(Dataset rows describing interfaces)
Start of Block

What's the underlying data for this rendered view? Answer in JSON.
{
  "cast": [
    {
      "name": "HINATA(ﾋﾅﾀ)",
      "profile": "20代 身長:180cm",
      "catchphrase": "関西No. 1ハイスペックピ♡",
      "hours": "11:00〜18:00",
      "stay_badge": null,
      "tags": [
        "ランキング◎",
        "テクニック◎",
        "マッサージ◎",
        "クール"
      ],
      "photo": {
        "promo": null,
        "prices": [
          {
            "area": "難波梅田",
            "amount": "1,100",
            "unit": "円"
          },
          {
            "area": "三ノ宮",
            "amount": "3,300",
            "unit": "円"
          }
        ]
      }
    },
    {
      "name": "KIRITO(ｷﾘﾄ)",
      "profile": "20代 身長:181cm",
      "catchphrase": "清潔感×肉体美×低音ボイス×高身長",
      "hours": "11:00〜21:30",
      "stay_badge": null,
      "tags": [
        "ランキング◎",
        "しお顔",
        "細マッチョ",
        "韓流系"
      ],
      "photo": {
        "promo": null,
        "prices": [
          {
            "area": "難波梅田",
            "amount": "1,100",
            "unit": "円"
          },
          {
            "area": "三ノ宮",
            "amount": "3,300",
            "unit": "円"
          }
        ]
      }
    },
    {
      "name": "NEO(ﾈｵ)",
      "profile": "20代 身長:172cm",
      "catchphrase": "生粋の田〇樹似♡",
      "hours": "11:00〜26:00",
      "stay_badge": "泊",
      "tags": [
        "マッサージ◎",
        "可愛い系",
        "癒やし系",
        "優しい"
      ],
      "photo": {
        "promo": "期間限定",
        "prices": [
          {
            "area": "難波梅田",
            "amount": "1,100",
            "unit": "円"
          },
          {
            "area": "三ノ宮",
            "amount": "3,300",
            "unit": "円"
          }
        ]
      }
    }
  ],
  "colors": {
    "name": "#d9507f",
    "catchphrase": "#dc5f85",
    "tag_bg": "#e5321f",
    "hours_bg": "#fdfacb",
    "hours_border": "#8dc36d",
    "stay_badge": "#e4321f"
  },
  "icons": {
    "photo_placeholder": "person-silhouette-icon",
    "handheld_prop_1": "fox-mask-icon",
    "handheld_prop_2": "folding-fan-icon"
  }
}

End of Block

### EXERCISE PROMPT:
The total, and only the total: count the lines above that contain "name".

### ANSWER TO THE EXERCISE:
4